The Rifle, Anti Tank, .55inch, was issued to British infantry units from 1934 onwards. The head of the design team, Capt Henry Boys, Assistant Superintendent of Design at the Royal Small Arms Factory, Enfield drew inspiration from a Polish design, and redesigned the round to provide greater penetration (23.2mm at 100 yards) utilising a .55 calibre.
Boys died just before the weapon was accepted into service and it was named "Boys" in his honour.
Some early Boys were used by the covering party in landing craft during the Bruneval raid.
The weapon was fed from a top loading magazine with off set sights and single monopod at the front. In mid-1942, a lighter and shorter version was developed for airborne forces. The barrel was shortened and the muzzle break was removed and some parts replaced with aluminum alternatives. A Bren style bipod was also added. However, performance was affected by the changes.

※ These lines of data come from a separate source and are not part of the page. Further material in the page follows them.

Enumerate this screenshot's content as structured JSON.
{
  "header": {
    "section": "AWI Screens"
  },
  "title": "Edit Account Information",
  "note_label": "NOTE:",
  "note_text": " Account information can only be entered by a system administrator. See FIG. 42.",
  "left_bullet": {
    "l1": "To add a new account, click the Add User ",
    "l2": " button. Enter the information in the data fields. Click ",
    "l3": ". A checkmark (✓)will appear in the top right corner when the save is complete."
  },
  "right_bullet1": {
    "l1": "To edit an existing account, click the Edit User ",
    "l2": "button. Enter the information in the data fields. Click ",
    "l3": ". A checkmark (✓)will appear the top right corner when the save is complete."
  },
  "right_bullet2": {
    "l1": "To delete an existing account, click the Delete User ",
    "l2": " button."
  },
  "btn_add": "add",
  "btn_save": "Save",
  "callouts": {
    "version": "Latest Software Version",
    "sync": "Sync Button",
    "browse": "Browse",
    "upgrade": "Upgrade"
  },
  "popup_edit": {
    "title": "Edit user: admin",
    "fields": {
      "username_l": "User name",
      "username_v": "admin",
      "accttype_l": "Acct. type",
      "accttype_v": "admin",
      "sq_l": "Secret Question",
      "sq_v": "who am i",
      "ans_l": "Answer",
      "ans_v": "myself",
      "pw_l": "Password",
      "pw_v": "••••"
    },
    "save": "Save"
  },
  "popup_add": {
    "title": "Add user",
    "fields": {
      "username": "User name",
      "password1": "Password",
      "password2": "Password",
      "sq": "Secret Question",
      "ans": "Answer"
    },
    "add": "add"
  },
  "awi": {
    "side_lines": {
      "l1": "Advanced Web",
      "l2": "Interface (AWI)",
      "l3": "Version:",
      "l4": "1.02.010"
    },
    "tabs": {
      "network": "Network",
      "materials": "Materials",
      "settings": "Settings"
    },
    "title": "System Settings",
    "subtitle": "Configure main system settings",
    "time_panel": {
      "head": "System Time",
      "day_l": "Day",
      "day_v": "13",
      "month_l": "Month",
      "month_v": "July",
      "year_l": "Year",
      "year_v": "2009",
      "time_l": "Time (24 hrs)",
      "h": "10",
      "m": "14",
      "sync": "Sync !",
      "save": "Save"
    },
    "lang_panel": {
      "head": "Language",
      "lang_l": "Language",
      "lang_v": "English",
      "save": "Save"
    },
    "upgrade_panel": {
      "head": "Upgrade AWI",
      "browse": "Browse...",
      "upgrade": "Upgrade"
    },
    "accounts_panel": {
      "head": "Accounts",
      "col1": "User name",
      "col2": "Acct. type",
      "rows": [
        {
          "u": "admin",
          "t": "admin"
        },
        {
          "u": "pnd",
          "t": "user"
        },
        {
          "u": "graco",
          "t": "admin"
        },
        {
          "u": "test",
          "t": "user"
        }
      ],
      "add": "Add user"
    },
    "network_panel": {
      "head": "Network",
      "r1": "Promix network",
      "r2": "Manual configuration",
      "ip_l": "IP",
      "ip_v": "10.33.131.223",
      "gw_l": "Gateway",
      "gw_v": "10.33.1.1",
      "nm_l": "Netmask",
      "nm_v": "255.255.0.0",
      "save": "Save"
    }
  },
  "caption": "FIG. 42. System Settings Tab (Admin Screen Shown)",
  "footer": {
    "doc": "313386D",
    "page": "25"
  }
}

In 1943 the Boys was replaced in airborne use by the PIAT.